Bruce Baker has written an important post about the inability of pundits (and journalists) to read NAEP data.

Part of the misinterpretation is the fault of the National Assessment Governing Board, which supervises NAEP. It has a tight embargo on the scores, which are widely released to reporters. It holds a press conference, where board members and one or two carefully chosen outsiders characterize the scores.

He writes:

“Nothin’ brings out good ol’ American statistical ineptitude like the release of NAEP or PISA data. Even more disturbing is the fact that the short time window between the release of state level NAEP results and city level results for large urban districts permits the same mathematically and statistically inept pundits to reveal their complete lack of short term memory – memory regarding the relevant caveats and critiques of the meaning of NAEP data and NAEP gains in particular, that were addressed extensively only a few weeks back – a few weeks back when pundit after pundit offered wacky interpretations of how recently implemented policy changes affected previously occurring achievement gains on NAEP, and interpretations of how these policies implemented in DC and Tennessee were particularly effective (as evidenced by 2 year gains on NAEP) ignoring that states implementing similar policies did not experience such gains and that states not implementing similar policies in some cases experienced even greater gains after adjusting for starting point.

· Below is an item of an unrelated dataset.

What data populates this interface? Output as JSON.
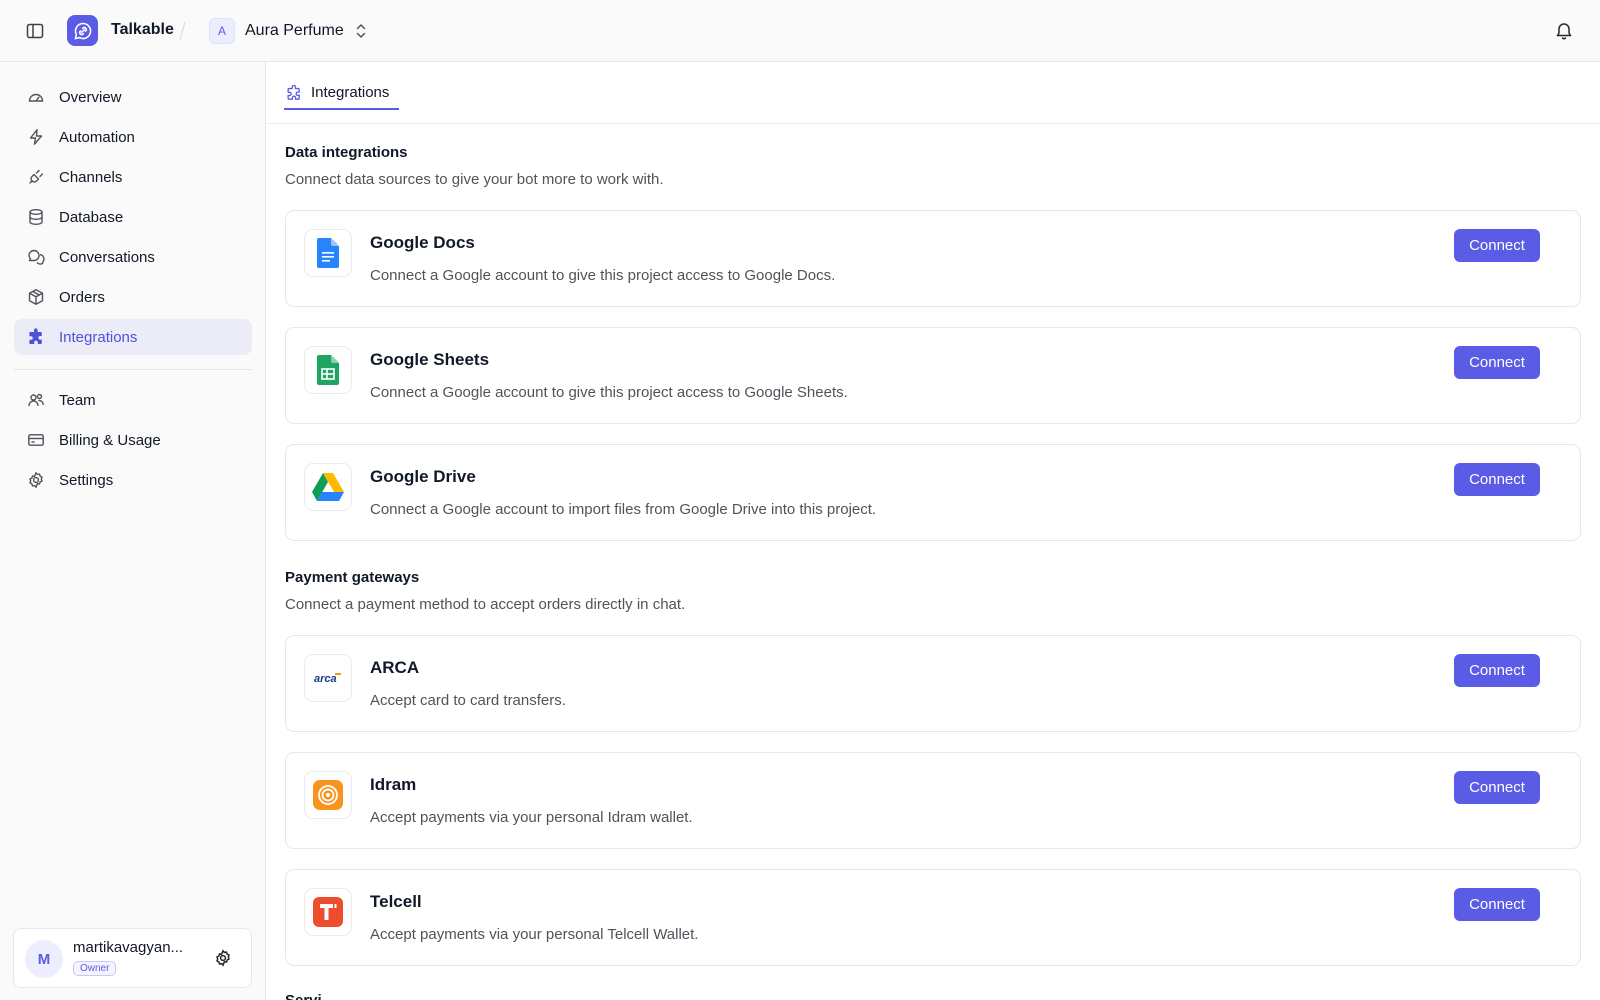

“Now that we have our NAEP TUDA results, and now that pundits can opine about how DC made greater gains than NYC because it allowed charter schools to grow faster, or teachers to be fired more readily by test scores… let’s take a look at where our big cities fit into the pictures I presented previously regarding NAEP gains and NAEP starting points.
The first huge caveat here is that any/all of these “gains” aren’t gains at all. They are cohort average score differences which reflect differences in the composition of the cohort as much as anything else. Two year gains are suspect for other reasons, perhaps relating to quirks in sampling, etc. Certainly anyone making a big deal about which districts did or did not show statistically significant differences in mean scale scores from 2011 to 2013, without considering longer term shifts is exhibiting the extremes of Mis-NAEP-ery!”

But if NAGB wanted intelligent reporting of the results, it would release them not just to reporters but to qualified experts in psychometric s and statistics. Because it refuses to do this, NAEP results are reported like a horse race. Scores are up, scores are down. But most journalists never get past the trend lines and cannot find experts who have had time to review the scores and put them into context.

I have a personal beef here because I was given access to the embargoed data when I blogged at Education Week and had 4,000 readers weekly. Now, as an independent blogger with 120,000-150,000 readers weekly, I am not qualified to gain access to the data until after they are released (because i do not work for a journal like Edweek.) I don’t claim to be a statistical expert like Bruce Baker, but surely the governing board of NAEP could release the data in advance to a diverse group of a dozen qualified experts to help journalists do a better job when the scores come out.